Saturday, July 12, 2014
Tuesday, June 17, 2014
Thursday, May 29, 2014
For Dune fans, here is an interesting article that finally makes clear the source of the name and inspiration for the Butlerian Jihad in Frank Herbert's science fiction universe. I printed it today (5/29/2014) from the microfilm archives of The Herald held at the Everett (WA) Public Library. Frank Butler was our family attorney before his retirement.
Article citation and annotation:
Wootton, Sharon. "Stanwood Butler Did It." The Herald [Everett, WA] 03 Dec. 2000, Books sec.: 2D. Print. Frank Butler, attorney from Stanwood, Washington, is identified as the source for the Butlerian Jihad in Frank Herbert's Dune universe.
Friday, December 13, 2013
All three of these albums, listened to in a darkened room with nothing but the Christmas tree lit up, bring back rich memories for me of the beautiful family Christmases my parents created for us each year as we grew up. They are artistic masterpieces that are still enjoyed by discriminating fans decades after their first releases. All are now available on CD.
This LP, released in 1957 by Fred Waring and the Pennsylvanians, is a lush, warm chorale miracle. Excerpts from the title track appear in the middle and at the end of the album, which adds the feel of a live performance with everyone dressed in winter wear, walking on a stage with artificial snow falling around them. Mixing a capella and orchestral pieces, and a harmonious blend of sacred and secular songs, which come together as a superb whole, this album is flawless.
Walter Schumann's Christmas offering, released in 1955, offers some peppier tunes than Waring's album, and is just as magnificent in its harmonies, arrangements, and mood. Basso profundo master Thurl Ravenscroft sang in the chorus on this album, and his work brings a broader vocal range to the LP, which adds depth to some of the tracks. Schumann takes some risks here that all work well, such as the Pearce family favorite, "Christmas Tree," (who doesn't laugh at the "Presents nice!" lyrics) and the loud, bouncing "Christmas Gift," which is part of Schumann's successful attempt to incorporate black folk- and spiritual-style Christmas songs into the album. It's hard to pick favorite tracks, but "Fum, Fum, Fum," and "Christmas in Killarney" are two fun songs that will keep you coming back to this album year after year.

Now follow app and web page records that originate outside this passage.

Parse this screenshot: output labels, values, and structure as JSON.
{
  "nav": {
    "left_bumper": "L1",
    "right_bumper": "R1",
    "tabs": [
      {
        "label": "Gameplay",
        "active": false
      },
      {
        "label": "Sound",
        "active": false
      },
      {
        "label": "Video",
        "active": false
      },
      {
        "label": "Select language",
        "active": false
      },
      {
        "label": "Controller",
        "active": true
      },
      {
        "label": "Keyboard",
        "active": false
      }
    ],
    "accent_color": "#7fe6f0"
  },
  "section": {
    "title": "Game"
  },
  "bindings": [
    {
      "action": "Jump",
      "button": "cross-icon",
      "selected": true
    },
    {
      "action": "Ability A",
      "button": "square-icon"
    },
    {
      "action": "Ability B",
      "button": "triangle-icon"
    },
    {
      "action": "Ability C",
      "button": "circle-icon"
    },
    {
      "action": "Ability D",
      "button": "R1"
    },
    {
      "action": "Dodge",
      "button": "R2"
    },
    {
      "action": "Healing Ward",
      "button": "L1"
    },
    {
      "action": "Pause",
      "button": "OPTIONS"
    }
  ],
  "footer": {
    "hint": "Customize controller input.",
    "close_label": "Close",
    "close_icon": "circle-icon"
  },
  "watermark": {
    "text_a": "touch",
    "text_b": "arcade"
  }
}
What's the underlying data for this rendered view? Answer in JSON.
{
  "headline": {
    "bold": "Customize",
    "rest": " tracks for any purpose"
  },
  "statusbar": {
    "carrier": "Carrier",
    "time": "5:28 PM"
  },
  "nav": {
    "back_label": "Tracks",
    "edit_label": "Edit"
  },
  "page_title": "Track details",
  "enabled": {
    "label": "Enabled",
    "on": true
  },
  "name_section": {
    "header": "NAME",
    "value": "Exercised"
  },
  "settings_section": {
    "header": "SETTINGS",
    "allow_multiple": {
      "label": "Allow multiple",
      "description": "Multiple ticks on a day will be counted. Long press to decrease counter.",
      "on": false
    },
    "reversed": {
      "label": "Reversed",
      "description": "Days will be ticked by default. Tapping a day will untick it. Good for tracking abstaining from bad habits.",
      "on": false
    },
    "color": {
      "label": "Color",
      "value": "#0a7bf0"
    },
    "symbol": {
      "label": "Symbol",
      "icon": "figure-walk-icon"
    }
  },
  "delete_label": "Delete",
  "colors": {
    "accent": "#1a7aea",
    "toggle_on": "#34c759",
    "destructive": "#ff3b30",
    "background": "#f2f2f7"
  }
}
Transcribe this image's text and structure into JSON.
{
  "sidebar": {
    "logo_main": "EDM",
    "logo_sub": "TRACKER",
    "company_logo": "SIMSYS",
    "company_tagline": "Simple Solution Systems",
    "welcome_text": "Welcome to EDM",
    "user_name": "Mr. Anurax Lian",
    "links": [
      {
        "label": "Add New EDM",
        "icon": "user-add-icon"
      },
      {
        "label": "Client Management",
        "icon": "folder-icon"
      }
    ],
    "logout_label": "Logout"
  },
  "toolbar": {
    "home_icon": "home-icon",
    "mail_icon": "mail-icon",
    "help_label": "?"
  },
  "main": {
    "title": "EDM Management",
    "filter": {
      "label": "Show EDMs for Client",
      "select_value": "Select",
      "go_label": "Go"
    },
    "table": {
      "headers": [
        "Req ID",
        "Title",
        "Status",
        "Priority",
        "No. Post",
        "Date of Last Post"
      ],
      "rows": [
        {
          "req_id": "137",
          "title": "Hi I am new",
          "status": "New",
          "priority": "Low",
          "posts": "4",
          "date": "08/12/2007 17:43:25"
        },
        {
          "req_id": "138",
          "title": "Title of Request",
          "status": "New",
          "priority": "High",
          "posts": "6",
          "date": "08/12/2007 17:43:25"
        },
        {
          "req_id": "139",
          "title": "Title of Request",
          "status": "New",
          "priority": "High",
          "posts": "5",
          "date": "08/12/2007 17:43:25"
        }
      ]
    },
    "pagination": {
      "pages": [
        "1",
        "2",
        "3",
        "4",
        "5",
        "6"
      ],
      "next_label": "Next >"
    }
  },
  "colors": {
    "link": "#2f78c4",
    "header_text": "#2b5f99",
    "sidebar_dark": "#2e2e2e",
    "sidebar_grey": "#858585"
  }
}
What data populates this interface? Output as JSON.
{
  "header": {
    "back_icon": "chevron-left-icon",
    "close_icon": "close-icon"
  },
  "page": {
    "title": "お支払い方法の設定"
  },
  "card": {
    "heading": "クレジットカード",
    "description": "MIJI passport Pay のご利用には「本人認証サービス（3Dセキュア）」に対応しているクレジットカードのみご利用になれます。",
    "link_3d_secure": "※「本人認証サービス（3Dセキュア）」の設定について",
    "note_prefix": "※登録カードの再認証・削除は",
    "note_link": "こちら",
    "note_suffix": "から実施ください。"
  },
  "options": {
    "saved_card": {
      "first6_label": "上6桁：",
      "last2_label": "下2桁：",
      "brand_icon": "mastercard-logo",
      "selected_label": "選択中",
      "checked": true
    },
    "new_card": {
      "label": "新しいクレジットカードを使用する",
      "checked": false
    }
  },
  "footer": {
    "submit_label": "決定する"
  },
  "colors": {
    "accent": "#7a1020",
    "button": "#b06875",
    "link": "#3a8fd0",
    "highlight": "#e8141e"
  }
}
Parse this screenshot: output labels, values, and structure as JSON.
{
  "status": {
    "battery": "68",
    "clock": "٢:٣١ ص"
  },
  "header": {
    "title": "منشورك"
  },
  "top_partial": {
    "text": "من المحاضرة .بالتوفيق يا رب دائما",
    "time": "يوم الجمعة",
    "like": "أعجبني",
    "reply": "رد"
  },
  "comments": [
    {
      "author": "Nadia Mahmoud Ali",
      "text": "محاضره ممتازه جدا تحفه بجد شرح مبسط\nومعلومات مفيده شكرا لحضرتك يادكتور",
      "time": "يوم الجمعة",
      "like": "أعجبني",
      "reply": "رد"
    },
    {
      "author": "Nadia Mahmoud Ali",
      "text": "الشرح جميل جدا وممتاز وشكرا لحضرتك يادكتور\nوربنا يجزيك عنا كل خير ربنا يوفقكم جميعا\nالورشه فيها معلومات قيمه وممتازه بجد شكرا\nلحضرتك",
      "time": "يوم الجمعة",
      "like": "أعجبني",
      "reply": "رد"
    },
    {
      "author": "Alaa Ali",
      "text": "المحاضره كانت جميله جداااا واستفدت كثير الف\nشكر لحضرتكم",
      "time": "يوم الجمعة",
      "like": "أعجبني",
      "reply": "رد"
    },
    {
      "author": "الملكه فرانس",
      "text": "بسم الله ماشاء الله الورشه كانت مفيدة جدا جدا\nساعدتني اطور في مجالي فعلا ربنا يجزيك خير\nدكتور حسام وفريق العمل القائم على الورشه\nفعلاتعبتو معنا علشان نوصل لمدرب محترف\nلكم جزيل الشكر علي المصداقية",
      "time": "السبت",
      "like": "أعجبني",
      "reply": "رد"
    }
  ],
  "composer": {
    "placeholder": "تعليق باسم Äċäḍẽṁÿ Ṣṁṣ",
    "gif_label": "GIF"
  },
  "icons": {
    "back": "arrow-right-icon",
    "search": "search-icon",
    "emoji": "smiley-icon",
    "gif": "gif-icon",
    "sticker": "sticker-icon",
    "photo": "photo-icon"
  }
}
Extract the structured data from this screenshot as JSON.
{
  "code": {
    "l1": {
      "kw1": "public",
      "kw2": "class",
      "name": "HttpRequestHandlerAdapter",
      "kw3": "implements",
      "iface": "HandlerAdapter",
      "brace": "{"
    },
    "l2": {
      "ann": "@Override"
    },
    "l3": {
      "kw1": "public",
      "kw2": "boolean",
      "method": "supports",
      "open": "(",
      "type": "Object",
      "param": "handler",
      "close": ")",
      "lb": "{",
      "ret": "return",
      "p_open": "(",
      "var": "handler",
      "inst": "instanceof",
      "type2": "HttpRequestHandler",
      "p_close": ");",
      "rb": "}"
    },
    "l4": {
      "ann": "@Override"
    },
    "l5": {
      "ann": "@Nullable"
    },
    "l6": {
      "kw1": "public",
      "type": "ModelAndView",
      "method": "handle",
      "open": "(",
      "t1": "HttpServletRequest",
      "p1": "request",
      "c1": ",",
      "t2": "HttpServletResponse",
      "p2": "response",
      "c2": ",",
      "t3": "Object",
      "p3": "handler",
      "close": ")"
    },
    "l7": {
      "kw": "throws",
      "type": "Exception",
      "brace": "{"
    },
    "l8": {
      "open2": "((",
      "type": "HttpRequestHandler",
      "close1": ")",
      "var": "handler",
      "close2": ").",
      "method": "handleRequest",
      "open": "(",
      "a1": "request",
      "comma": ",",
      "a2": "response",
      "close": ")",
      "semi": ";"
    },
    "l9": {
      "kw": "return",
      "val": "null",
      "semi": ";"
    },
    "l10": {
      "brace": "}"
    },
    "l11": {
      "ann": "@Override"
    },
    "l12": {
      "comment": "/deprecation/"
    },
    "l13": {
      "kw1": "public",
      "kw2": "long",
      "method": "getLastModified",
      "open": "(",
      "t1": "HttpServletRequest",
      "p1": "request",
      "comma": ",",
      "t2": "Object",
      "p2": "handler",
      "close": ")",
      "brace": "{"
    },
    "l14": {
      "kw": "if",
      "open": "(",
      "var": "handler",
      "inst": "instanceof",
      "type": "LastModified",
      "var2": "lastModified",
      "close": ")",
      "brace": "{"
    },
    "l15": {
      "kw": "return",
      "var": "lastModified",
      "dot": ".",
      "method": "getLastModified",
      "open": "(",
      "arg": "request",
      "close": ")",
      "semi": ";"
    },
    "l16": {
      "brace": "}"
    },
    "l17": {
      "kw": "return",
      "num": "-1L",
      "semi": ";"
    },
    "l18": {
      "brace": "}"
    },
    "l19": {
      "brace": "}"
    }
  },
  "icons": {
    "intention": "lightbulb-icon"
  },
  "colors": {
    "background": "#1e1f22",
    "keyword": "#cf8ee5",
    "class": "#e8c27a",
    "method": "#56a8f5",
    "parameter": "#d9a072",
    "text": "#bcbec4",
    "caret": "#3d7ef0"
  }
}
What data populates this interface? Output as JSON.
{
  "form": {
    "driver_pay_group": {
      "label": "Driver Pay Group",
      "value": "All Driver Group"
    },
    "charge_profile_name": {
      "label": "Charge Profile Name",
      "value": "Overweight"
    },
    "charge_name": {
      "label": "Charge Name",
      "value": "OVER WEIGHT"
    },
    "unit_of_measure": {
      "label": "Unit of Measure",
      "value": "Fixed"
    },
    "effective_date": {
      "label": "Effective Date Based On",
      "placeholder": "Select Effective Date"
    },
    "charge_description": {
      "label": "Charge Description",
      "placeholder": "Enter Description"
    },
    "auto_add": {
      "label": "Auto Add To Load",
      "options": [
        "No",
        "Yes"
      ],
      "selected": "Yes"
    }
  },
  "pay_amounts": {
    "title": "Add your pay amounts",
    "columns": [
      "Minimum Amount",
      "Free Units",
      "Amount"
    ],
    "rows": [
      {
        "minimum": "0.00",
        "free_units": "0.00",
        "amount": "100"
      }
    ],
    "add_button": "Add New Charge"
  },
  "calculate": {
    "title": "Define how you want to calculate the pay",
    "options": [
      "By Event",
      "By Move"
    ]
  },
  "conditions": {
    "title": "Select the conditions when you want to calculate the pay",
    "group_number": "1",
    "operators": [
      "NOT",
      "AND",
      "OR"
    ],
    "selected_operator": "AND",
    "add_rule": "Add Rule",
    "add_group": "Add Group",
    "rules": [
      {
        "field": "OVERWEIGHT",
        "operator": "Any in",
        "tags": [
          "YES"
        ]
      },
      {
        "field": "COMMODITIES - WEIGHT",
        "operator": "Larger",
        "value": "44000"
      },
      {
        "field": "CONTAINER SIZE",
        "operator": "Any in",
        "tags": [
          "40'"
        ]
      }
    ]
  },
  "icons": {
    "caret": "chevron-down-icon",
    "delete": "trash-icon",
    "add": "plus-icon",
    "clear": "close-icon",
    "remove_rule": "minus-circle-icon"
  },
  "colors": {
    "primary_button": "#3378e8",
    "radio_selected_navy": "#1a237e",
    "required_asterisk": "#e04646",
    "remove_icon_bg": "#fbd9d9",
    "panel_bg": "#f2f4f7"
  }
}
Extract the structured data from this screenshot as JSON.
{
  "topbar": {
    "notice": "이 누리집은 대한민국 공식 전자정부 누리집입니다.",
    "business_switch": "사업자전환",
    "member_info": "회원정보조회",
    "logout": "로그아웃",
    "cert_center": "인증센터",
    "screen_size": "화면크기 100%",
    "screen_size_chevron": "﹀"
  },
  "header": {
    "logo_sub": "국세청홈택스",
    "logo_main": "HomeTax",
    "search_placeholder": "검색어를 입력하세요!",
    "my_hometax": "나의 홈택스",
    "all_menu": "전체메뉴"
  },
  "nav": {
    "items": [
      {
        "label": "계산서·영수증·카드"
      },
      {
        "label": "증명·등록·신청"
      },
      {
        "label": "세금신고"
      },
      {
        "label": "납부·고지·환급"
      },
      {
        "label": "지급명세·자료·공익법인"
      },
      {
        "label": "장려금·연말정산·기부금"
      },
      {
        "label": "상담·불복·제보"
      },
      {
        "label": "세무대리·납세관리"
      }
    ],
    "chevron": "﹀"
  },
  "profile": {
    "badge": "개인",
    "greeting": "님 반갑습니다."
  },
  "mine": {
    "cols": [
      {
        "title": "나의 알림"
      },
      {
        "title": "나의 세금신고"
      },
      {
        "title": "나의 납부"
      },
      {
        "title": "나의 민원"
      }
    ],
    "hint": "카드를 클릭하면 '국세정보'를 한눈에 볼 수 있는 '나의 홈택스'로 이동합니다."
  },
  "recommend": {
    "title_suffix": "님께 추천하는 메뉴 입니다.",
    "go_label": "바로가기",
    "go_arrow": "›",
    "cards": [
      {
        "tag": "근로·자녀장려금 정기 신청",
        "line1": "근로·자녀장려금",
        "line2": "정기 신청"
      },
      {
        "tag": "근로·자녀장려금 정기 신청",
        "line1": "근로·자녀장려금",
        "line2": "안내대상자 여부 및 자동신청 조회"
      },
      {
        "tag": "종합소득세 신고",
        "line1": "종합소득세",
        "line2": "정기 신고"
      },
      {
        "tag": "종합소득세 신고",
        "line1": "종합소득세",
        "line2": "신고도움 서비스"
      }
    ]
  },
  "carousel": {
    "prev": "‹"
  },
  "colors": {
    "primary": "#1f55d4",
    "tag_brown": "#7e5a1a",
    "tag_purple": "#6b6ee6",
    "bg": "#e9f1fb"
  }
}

German jazz master Bert Kaempfert released the most interesting, and best, popular instrumental Christmas album to date in 1963. Taking traditional Christmas favorites such as "The Little Drummer Boy" and "White Christmas" and mixing them with five original tracks (my favorite is "Holiday for Bells"), Kaempfert offers an album that is light and whimsical, yet offers tender, soft arrangements (such as the title track) that allow the album to bring the joyful listener a broad range of emotional enjoyment. Some of the tracks contain carefully-layered, high-pitched solo and group women's voices, making musical sounds that enhance the instrumental work. The title track, a Kaempfert original visualized by the album's dreamy cover, makes thoughtful use of a jazz organ and trumpet, and the whole album is enriched by the tightness of the musicians, and the effective use of brass solos.